Kudos to the government for bringing in these. However, it must not stop at that. Now that India has wrest the initiative, we must build on the momentum. The availability of land, access to market, and supportive labour laws are business efficiency and viability issues.
The government must help reduce these barriers for investors. And it is our studied understanding that government is aware of these issues and may look to address the same in the future.
On the other side, there is this concern that the forgone revenue receipt by the government may lead to fiscal pressure. After the new corporate rates, the expected fiscal deficit is likely to be around 3.7 per cent. We do believe that the growth boost from this measure may lead to greater tax revenue over the long term.
More steps will be required for PE rerating. Since we have increased tax rebate to corporate India, there is a gap on the fiscal side that needs to be bridged. If it is bridged through asset divestment i.e. strategic divestment and not market divestment, then the market will get rerated. Moreover, if we bridge the gap on borrowing side by sovereign bond issue or by attractive FPI capital into the Indian bond market, then certainly market will get rerated.
In the short term though, expectation of fiscal pressure has caused some spike in yield. The yields may remain relatively high until it becomes clear as to how the government aims to mitigate the potential rise in fiscal deficit. However, we believe that the companies will now have a better interest coverage ratio and debt servicing capability.
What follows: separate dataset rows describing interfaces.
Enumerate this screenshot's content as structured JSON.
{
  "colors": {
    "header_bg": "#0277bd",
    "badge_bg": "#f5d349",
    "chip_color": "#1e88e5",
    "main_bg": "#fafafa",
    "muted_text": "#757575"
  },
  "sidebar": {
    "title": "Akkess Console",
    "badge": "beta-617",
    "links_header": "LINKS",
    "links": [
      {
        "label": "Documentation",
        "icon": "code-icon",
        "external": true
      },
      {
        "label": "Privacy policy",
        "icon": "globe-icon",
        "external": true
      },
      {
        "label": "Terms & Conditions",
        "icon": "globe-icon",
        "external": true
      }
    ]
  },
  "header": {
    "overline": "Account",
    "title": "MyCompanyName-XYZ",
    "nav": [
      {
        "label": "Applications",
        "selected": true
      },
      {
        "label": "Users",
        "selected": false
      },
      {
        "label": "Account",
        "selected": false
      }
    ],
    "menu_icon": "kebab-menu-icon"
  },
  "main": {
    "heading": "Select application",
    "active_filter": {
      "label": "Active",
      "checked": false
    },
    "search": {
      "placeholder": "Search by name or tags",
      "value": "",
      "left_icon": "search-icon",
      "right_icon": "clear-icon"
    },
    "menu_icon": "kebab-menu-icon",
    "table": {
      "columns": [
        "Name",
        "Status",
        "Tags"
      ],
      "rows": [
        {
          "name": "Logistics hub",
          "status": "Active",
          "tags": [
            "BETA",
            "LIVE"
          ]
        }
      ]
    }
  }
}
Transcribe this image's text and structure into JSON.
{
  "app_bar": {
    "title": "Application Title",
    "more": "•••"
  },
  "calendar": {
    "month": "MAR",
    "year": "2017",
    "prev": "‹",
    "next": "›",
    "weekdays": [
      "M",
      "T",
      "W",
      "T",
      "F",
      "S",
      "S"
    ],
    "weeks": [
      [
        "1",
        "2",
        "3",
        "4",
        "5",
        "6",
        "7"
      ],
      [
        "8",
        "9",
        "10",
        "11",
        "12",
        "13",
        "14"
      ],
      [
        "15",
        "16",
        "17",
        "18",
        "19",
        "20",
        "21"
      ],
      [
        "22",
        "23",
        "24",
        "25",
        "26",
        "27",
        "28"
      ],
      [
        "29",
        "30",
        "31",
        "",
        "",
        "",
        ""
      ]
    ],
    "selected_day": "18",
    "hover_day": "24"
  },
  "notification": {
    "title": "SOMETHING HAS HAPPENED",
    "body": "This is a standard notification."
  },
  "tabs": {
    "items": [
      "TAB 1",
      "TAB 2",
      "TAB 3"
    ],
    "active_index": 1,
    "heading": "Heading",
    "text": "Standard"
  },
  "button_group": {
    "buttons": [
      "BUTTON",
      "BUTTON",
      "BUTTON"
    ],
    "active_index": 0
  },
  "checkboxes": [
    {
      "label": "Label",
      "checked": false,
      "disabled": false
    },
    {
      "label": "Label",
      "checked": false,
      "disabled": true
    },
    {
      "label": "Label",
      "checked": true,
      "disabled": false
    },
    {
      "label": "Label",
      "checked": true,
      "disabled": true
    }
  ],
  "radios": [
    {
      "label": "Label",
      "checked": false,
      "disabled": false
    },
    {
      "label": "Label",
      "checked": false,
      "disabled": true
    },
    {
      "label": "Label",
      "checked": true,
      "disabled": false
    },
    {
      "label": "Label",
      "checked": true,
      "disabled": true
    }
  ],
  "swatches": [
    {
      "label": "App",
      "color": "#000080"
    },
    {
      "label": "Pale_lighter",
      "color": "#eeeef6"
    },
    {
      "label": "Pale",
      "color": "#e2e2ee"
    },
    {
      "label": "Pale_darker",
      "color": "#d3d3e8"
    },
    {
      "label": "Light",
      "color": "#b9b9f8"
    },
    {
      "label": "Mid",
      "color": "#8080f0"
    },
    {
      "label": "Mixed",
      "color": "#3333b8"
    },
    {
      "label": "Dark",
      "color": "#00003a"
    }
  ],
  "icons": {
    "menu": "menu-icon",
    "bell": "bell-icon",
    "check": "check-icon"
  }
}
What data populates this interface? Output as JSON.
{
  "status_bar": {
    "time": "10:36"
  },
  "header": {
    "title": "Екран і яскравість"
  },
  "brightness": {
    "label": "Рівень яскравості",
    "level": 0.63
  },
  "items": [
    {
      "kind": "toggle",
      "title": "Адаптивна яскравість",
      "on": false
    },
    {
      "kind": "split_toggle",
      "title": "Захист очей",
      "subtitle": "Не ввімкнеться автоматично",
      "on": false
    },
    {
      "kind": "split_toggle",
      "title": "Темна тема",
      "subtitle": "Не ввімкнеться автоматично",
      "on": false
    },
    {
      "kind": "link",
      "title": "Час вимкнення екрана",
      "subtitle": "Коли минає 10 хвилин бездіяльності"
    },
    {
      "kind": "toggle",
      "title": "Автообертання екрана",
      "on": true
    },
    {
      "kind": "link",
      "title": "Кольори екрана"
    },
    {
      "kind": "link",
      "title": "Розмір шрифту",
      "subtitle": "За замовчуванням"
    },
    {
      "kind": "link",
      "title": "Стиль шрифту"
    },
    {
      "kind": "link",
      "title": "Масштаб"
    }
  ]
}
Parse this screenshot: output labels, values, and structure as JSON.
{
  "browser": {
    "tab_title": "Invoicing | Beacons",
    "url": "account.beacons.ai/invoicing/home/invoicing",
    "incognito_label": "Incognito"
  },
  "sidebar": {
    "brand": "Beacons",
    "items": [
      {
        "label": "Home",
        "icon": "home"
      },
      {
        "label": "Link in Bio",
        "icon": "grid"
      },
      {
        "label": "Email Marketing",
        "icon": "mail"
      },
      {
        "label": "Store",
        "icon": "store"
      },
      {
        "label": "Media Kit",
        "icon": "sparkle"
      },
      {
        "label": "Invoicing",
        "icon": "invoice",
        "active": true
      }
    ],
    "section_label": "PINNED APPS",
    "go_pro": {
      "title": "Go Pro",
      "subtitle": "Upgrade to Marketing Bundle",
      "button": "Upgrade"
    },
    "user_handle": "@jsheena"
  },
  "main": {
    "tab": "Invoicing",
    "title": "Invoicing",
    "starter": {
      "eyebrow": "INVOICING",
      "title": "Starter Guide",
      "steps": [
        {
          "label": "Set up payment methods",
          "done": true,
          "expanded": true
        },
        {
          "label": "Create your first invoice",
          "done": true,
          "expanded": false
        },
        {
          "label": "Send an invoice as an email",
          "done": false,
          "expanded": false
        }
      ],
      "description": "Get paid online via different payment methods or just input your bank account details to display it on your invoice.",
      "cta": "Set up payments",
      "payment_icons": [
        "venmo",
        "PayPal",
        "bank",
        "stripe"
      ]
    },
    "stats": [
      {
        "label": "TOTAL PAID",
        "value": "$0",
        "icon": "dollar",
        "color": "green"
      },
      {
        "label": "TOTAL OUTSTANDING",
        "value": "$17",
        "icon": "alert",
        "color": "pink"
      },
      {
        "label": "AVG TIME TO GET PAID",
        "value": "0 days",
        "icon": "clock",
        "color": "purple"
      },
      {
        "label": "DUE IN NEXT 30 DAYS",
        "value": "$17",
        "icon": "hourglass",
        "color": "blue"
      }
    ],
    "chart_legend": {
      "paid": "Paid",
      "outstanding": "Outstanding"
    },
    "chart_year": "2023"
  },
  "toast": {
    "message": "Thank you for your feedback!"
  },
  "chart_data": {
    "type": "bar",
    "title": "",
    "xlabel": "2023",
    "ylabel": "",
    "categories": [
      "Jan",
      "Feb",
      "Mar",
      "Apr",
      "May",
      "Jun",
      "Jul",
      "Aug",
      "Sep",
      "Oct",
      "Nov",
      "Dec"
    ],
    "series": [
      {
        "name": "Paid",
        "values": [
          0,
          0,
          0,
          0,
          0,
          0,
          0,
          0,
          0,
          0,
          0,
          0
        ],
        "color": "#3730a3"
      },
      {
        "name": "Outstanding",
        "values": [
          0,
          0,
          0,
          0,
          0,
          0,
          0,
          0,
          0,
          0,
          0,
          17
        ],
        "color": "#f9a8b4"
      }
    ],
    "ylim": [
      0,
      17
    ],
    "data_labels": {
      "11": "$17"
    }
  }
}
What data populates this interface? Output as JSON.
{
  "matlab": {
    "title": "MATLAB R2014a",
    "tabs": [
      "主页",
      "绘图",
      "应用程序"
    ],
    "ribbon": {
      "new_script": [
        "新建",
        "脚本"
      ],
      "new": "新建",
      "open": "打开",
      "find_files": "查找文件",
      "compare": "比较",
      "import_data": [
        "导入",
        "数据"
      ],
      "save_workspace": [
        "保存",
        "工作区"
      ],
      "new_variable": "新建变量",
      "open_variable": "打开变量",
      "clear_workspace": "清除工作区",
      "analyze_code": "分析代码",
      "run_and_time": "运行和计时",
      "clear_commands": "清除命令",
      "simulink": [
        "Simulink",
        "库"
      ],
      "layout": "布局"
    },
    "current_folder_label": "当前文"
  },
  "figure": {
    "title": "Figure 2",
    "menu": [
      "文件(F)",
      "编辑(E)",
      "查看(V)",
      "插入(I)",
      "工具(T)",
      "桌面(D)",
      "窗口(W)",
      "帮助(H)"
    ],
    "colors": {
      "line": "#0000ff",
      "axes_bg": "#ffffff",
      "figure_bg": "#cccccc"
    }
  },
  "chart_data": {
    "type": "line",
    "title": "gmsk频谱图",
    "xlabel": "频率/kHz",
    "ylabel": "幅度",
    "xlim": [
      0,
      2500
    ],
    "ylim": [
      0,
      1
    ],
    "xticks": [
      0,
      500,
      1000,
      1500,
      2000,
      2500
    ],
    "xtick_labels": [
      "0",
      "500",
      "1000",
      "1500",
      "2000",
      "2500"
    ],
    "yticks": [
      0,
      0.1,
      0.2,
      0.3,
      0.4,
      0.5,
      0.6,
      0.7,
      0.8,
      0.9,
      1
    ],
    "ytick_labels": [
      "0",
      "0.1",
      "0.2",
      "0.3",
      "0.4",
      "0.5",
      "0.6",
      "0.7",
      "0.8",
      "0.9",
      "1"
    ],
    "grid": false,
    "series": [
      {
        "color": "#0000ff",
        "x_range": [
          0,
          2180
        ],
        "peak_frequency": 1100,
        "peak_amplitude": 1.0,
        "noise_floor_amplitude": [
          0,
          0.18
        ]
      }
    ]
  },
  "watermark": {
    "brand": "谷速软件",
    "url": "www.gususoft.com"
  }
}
Thus, the spreads of high quality corporates may in fact come down over a period of time. Moreover, low inflation still continues to provide cushion for rate cut, albeit in a more staggered manner.
Thus, the tax rebate is a step in the right direction. It has changed the sentiment significantly and opened many more possibilities for rapid growth. However, we need to support it by some more innovative steps such as strategic divestment, sovereign bond issue or inclusion on India in the bond index, which attracts more permanent FPI capital in the debt market.
We had pointed out earlier in our monthly con-call that the market is likely to bounce back once the government comes out with a stimulus package. While the market runup was steep and quick; we believe the market still remains around the fair-value zone. There is still buying opportunity in the market due to panic selling that had happened earlier, especially in the midcap and smallcap segment.
For this reason, we believe that a staggered approach to investment in midcaps/smallcaps and in large and midcap category fund is a lucrative option. Lump-sum investors can look at investing through balanced advantage fund with follow-on STP flowing into one of the above equity funds.
Fixed income investors can look to invest in credit fund and short-term bond funds. Dynamic bond fund may also be a lucrative bet if yield spikes significantly from current levels. In a nutshell, the India story is coming back on track. The next few months will be critical as to how we compete in the global arena to attract foreign capital and trade incentives in our favour.
The political dispensation is clearly at it. India’s vast strength, influential diaspora, and cultural goodwill must be mobilised to fulfil the very achievable $5 trillion dream.